__TASK DESCRIPTION__: When the word "Produção" appears in a line of the data below, list that line.

__DATASET RECORDS__:
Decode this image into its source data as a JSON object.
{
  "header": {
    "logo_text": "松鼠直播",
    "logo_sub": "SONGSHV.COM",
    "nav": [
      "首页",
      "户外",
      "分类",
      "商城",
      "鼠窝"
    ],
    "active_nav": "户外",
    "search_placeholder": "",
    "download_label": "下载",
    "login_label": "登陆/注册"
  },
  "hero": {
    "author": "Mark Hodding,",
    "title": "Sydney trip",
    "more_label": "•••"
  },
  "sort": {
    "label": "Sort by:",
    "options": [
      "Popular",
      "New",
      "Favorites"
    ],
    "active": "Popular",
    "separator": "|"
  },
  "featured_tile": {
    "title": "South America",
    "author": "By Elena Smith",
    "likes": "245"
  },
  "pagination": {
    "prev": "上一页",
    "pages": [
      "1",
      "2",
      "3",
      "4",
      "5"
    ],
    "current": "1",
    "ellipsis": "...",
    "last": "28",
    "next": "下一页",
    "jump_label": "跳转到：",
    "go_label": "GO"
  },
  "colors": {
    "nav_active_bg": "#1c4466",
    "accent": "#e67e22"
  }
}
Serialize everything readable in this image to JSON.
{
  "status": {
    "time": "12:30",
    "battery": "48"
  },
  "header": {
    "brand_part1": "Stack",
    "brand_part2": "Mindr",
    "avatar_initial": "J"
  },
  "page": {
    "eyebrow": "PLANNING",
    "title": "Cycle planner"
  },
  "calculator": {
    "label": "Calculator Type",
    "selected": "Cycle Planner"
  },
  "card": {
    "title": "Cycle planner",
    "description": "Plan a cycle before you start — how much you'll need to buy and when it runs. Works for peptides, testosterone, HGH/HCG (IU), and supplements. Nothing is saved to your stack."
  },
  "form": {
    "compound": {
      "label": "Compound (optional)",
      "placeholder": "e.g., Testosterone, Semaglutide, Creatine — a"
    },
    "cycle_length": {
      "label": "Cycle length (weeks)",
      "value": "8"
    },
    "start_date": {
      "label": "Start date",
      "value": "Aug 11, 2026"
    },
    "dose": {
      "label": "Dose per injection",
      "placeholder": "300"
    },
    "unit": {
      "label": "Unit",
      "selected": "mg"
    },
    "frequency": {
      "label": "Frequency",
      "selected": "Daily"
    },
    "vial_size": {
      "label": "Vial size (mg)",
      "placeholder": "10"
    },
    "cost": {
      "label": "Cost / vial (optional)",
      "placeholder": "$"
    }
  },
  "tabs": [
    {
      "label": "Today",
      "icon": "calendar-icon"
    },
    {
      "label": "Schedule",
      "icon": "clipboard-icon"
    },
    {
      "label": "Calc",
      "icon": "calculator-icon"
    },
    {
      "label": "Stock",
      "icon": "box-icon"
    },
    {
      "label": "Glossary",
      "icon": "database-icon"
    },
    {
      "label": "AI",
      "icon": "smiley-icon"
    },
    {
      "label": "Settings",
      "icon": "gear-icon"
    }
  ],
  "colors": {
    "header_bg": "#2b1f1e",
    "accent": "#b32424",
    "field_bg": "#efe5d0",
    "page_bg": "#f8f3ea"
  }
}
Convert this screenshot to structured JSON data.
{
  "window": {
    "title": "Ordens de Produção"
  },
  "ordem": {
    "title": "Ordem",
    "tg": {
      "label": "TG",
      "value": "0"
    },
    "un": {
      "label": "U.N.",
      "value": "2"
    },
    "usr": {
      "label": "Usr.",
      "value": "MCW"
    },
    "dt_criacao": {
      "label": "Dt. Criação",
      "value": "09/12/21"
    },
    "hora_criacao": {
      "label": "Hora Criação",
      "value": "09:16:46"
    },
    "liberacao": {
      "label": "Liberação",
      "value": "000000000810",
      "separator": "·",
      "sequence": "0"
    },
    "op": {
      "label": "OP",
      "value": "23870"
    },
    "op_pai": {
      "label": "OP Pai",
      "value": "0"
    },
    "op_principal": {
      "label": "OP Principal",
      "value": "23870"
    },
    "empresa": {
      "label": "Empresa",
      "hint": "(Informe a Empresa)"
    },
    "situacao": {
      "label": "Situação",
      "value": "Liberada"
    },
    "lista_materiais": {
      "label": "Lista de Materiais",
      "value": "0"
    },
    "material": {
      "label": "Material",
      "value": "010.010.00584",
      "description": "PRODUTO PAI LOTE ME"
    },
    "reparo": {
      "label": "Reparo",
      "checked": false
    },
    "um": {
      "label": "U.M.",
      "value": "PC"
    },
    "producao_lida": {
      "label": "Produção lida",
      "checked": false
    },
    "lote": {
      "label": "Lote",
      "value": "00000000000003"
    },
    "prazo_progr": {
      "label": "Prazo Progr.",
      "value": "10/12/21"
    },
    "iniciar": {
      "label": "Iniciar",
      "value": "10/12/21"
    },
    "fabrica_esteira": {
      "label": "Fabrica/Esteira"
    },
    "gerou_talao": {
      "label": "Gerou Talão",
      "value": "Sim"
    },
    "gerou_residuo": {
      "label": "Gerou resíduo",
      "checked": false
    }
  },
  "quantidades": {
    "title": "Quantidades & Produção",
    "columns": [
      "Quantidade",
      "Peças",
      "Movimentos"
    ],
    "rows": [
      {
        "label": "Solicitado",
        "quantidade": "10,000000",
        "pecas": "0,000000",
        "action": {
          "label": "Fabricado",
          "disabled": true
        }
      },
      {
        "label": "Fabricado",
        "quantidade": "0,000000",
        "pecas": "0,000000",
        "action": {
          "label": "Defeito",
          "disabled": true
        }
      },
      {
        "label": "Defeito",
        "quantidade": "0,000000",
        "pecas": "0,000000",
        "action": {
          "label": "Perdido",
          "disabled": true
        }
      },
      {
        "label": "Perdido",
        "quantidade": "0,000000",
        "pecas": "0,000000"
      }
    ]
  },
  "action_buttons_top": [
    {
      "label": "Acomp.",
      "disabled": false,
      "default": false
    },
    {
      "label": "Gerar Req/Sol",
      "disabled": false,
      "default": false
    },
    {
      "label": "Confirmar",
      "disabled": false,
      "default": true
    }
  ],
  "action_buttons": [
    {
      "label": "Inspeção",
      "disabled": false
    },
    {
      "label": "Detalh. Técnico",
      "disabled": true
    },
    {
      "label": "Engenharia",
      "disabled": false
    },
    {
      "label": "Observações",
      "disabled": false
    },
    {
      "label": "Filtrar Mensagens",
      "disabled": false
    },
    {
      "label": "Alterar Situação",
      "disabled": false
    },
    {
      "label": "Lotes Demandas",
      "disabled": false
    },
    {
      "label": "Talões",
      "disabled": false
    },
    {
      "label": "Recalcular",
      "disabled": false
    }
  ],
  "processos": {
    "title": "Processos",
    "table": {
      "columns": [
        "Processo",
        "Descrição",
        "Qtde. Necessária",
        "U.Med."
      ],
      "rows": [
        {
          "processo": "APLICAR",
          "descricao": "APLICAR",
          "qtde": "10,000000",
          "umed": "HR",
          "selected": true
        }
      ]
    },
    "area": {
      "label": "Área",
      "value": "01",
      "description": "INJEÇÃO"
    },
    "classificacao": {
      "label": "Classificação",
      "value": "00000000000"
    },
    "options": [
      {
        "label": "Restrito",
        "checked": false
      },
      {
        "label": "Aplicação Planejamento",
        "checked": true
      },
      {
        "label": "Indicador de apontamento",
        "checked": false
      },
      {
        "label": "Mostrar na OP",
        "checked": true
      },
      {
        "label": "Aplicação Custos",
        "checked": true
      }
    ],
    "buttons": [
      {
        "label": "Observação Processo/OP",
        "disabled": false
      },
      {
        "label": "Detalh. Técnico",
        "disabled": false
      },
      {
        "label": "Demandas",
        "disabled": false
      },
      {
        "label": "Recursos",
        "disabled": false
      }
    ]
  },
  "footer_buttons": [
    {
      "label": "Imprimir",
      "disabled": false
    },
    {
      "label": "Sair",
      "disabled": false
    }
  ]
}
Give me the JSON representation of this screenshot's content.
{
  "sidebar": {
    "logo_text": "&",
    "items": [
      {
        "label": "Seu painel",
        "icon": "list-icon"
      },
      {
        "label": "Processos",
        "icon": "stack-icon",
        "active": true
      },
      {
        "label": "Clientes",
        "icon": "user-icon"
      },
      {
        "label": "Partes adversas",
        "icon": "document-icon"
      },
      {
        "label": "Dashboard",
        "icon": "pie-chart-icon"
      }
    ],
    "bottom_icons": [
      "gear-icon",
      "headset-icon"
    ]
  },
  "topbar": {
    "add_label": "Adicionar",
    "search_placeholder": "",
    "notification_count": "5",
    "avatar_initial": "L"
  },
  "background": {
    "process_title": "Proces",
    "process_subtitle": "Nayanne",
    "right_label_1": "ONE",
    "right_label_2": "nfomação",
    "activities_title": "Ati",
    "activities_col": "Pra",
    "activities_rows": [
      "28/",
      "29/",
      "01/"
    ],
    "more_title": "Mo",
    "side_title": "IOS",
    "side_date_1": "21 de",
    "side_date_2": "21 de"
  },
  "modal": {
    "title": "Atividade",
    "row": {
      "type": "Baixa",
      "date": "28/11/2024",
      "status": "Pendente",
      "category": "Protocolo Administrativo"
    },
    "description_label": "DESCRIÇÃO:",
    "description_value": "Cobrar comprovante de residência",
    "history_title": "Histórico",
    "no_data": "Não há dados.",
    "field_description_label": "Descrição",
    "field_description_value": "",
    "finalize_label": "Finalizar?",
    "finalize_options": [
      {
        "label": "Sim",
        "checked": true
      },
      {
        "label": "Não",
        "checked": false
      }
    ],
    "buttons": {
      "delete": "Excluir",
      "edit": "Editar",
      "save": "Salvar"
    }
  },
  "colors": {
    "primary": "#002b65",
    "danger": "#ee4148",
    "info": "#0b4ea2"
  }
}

__RESULT FOR THIS TASK__:
    "title": "Ordens de Produção"
      "label": "Produção lida",
    "title": "Quantidades & Produção",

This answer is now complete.